*** EXTRACTED MATERIAL ***

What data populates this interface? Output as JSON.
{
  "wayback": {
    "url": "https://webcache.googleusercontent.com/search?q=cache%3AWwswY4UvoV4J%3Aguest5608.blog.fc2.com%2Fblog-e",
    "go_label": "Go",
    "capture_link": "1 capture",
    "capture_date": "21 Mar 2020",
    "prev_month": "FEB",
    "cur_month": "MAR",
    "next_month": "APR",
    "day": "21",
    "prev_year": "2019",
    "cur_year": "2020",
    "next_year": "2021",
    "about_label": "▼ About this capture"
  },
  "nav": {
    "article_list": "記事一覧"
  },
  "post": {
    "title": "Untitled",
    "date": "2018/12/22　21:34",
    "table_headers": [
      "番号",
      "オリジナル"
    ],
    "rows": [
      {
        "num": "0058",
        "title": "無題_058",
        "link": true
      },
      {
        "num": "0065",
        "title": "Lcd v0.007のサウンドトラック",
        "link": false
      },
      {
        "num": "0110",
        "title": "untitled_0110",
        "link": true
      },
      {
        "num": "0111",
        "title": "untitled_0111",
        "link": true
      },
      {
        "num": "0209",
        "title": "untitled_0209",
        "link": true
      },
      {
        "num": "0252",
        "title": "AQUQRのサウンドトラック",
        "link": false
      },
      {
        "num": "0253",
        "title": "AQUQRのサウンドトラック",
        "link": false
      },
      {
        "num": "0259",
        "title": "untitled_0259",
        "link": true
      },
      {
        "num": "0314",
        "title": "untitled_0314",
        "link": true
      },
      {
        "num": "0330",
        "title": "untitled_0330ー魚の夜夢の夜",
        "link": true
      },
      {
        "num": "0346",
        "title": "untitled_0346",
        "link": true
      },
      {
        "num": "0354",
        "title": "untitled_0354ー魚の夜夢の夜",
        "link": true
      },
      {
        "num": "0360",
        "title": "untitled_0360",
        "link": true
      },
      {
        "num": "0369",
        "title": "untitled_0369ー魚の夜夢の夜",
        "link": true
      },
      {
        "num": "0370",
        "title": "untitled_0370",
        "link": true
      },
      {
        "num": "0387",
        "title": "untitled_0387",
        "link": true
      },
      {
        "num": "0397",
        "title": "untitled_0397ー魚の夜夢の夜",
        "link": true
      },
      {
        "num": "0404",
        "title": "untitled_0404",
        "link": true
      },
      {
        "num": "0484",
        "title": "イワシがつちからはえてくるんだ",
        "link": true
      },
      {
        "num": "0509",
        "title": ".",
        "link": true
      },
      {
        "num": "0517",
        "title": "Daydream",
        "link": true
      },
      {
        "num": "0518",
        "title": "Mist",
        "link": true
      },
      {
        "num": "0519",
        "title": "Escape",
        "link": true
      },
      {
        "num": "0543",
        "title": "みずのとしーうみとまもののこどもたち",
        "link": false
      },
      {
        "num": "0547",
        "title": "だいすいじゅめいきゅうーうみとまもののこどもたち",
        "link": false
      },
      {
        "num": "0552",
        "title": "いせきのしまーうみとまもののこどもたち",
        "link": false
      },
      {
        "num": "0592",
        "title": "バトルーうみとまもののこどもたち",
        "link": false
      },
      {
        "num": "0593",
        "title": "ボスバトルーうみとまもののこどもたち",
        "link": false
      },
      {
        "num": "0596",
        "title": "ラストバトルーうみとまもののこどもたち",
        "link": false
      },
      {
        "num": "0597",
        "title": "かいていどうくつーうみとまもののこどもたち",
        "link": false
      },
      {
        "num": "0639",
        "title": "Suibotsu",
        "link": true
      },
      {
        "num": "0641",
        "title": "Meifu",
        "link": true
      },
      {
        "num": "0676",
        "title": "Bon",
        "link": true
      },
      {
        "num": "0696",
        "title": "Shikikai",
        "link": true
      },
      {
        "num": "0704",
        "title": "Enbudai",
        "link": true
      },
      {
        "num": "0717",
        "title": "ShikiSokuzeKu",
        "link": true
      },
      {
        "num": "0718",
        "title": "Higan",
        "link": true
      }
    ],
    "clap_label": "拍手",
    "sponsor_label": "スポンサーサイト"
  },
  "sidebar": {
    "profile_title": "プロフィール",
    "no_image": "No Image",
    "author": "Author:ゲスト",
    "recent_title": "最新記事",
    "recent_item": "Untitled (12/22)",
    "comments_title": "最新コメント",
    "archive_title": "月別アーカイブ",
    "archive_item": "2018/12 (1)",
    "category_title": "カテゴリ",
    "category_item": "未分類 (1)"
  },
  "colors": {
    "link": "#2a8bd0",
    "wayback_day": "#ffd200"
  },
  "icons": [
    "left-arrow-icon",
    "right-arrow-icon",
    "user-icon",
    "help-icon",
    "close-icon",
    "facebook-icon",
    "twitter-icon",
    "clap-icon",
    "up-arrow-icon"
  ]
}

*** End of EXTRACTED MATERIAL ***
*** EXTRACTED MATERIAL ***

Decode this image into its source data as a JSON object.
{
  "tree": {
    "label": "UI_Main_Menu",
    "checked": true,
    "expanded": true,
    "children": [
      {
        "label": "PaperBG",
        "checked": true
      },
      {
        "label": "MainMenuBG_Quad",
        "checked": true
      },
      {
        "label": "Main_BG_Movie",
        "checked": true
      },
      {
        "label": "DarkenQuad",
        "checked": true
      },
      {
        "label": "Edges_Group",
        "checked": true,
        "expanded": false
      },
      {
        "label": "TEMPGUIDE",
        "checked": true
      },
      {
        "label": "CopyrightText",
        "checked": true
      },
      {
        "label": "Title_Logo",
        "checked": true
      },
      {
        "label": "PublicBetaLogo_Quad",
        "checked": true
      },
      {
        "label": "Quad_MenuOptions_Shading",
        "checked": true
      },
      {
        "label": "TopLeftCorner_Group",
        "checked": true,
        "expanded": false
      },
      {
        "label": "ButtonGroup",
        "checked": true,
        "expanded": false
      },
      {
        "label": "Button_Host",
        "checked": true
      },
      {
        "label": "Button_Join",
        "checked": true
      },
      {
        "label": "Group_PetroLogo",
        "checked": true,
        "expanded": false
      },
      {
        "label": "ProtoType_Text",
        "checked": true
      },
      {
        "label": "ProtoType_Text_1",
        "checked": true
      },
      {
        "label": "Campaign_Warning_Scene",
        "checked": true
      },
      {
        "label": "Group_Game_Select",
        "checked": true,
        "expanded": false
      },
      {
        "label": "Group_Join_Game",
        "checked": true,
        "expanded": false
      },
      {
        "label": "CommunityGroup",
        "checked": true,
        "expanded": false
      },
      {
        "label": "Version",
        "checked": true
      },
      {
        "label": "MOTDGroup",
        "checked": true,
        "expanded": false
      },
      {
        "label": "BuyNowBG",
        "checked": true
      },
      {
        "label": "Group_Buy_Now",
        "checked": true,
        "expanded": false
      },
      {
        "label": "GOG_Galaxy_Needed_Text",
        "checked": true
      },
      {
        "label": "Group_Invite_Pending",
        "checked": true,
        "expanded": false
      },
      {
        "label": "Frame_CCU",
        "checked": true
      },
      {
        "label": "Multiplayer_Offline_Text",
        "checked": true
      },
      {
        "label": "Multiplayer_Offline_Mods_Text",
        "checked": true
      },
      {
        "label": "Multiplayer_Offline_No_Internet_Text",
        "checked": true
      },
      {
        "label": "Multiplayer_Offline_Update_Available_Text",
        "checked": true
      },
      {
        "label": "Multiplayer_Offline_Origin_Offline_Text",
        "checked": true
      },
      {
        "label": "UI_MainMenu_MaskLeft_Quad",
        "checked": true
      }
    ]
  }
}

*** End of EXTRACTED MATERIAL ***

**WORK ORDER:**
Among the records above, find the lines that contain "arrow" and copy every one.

**YOUR RESPONSE:**
    "left-arrow-icon",
    "right-arrow-icon",
    "up-arrow-icon"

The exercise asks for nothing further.